Pragmatists have traditionally been enemies of representationalism but friends of naturalism, when naturalism is understood to pertain to human subjects, in the sense of Hume and Nietzsche. In this volume Huw Price presents his distinctive version of this traditional combination, as delivered in his René Descartes Lectures at Tilburg University in 2008. Price contrasts his view with other contemporary forms of philosophical naturalism, comparing it with other pragmatist and neo-pragmatist views such as those of Robert Brandom and Simon Blackburn. Linking their different 'expressivist' programmes, Price argues for a radical global expressivism that combines key elements from both. With Paul Horwich and Michael Williams, Brandom and Blackburn respond to Price in new essays. Price replies in the closing essay, emphasising links between his views and those of Wilfrid Sellars. The volume will be of great interest to advanced students of philosophy of language and metaphysics.
The origins of this volume lie in a kind invitation from the Tilburg Center for Logic and Philosophy of Science (TiLPS), to deliver their inaugural René Descartes Lectures in May 2008. I was delighted to accept, and presented the lectures under the title ‘Three Themes in Contemporary Pragmatism’ (the themes in question being naturalism, representationalism and pluralism). The lecture series was held in conjunction with a research workshop on pragmatism and naturalism, providing me with a remarkable opportunity to discuss some of my recent work with the best kind of philosophical audience – broadly sympathetic to a considerable extent, yet challenging on many points. I am very grateful indeed to Professor Stephan Hartmann and his colleagues at TiLPS for their hospitality, and for doing me the honour of inviting me in the first place.

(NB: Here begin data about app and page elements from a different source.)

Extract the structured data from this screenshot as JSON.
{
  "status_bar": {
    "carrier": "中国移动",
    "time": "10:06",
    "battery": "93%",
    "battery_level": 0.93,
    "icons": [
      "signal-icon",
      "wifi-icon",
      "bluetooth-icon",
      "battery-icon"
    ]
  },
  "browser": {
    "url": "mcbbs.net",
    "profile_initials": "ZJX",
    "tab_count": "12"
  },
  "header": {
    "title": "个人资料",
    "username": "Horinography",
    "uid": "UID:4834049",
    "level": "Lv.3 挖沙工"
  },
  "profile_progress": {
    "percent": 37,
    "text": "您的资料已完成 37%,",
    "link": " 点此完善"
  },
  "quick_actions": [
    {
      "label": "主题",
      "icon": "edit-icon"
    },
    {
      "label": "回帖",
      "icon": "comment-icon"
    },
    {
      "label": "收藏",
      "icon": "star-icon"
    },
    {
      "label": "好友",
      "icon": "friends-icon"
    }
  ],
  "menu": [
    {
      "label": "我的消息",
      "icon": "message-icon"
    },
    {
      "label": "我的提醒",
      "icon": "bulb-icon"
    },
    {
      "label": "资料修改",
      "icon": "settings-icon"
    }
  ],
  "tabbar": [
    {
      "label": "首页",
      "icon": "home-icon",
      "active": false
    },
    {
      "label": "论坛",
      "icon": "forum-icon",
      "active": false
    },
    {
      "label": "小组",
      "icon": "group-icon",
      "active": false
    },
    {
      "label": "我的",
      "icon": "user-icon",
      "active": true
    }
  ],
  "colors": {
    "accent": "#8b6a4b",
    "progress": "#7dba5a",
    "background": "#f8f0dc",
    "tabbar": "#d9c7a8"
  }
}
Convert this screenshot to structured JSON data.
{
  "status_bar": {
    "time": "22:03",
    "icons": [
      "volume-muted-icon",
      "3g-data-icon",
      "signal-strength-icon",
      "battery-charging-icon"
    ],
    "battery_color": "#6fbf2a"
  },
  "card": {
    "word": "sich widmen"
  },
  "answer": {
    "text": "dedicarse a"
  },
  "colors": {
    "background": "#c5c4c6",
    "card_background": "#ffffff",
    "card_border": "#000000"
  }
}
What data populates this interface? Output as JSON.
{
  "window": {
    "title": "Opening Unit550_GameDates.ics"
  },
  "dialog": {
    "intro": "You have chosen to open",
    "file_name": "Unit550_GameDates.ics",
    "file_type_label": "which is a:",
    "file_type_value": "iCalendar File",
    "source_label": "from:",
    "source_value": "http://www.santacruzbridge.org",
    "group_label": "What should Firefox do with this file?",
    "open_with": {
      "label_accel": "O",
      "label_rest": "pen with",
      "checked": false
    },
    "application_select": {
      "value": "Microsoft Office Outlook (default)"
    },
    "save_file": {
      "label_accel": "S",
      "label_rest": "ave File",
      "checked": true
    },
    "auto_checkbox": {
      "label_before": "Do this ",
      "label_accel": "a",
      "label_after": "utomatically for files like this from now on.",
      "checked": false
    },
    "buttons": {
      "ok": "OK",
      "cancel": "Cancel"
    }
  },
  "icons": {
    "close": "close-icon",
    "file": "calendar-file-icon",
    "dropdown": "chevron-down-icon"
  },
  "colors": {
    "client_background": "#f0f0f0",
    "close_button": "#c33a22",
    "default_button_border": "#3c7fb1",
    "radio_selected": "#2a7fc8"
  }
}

I am also greatly indebted to the workshop speakers and participants, for their part in making it such a memorable and educational experience, from my point of view.
With the promise of such an excellent audience, I tried to use the lectures to do two things: first, to present what I felt to be the most interesting ideas in my recent work at that time, and, second, to try to think through some succeeding steps (very much work in progress, at that stage). Accordingly, I used the first lecture to present some material that was then recently in print, on the role and significance of representationalist presuppositions in conventional forms of philosophical naturalism.